You have to give a lot of credit to Corey Chamblin and the job he did on defense. As mentioned above, the Panthers had a chance to go up 20-30 points in the first half, but settled for field goals again and again. Corey’s defense held the Panthers to just 2/12 in third down situations. His lack of production in the red zone, or whenever they got close, showed that his unit was bending, but not breaking.

If it hadn’t been for Birmingham’s defensive efforts, his return likely wouldn’t even have been possible, no matter who was at quarterback. If Michigan’s offense kept pace and didn’t shoot themselves in the foot, they would have had over 30 points in the first half alone.

Final thoughts

This weekend was a perfect example of the resilience and culture that head coach Skip Holtz has built in Birmingham. With their championship pedigree, the Stallions remained focused and diligent throughout the entire process, even when things looked disastrous.

There were so many points in this match where Birmingham could have thrown in the towel. That first half was as ugly as it gets, but despite all their mistakes (i.e. 11 penalties), they turned the tide and capitalized on Michigan’s shortcomings.

Now, the Birmingham Stallions will take on the San Antonio Brahmas this Sunday in an effort to win their third consecutive spring football championship.

Final Note: One has to wonder how this game would have played out if Michigan had decided to rest QB Bryce Perkins in Week 10…
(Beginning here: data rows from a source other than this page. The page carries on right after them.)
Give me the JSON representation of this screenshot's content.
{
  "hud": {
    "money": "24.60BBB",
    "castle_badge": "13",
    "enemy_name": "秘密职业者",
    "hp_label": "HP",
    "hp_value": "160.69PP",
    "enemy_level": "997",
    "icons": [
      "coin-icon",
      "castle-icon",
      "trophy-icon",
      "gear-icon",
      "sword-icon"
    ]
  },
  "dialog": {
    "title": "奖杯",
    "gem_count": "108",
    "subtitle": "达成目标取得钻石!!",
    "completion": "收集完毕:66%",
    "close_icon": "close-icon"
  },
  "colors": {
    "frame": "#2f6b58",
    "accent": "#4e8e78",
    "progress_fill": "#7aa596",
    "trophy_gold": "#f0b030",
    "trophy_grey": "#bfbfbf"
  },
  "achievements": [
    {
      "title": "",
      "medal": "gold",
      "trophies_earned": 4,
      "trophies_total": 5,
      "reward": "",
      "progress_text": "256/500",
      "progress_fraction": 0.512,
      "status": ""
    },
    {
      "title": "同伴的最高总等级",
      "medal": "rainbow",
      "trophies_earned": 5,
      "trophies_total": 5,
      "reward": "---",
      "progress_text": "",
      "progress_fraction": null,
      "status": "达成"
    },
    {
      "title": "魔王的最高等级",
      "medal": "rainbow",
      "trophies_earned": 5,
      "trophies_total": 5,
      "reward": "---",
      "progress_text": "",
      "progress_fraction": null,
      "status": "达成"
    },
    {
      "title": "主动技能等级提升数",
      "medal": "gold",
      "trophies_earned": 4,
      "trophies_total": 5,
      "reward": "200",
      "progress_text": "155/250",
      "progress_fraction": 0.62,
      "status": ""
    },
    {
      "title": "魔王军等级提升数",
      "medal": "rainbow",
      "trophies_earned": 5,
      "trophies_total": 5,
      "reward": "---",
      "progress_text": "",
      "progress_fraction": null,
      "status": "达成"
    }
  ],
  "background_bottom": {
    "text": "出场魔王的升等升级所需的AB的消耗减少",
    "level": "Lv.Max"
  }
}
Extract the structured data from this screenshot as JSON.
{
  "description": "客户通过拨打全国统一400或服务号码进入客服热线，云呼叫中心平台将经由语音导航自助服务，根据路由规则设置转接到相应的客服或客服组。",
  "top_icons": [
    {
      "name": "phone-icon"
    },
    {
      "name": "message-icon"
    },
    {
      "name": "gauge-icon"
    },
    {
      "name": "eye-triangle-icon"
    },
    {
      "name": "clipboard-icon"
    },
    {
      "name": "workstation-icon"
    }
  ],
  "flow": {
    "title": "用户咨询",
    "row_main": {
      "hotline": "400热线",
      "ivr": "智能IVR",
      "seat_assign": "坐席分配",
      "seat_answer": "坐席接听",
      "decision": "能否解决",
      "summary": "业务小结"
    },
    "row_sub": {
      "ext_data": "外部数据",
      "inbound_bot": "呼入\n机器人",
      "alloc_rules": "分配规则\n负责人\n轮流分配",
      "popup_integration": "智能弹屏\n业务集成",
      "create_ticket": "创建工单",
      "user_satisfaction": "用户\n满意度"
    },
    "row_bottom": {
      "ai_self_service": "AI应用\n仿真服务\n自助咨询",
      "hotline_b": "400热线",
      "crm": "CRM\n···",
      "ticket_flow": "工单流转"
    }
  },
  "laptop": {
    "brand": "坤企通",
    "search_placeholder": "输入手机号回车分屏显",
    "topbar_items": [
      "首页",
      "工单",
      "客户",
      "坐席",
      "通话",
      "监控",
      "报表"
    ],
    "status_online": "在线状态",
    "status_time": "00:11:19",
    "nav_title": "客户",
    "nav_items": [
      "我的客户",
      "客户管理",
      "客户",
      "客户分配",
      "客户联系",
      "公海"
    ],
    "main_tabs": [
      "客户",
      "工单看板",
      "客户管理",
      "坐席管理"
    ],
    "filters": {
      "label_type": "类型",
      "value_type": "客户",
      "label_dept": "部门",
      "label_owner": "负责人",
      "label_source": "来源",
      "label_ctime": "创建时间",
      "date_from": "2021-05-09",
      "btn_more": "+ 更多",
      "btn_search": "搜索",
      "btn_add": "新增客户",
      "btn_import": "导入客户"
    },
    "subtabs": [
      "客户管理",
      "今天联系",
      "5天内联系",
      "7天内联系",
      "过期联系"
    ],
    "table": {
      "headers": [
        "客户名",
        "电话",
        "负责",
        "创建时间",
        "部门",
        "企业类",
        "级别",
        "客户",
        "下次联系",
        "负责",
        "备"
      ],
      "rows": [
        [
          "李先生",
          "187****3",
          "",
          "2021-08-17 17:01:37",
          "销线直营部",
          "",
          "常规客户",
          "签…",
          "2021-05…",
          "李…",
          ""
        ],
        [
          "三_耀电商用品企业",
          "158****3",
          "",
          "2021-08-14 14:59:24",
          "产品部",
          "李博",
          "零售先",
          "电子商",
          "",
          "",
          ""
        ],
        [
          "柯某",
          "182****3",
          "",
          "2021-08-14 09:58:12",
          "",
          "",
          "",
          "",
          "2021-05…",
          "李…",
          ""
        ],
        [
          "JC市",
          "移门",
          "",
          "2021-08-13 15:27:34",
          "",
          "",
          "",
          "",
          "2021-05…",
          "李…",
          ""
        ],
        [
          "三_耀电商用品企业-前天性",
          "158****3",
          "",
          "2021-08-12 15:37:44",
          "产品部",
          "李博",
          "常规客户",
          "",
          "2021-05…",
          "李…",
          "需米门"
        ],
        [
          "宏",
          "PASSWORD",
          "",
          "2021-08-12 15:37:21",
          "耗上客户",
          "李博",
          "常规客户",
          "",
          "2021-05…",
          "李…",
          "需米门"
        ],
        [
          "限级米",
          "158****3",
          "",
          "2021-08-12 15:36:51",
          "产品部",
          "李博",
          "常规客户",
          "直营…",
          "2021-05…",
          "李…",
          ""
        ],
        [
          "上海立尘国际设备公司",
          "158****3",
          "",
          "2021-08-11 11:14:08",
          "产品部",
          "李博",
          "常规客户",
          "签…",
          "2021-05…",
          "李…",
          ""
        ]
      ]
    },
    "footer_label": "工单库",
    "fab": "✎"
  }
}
What do you think about Michigan’s fallout in the second half of this game? What did this victory say about the character of Birmingham? Let us know in the comments below or join the conversation on Discord!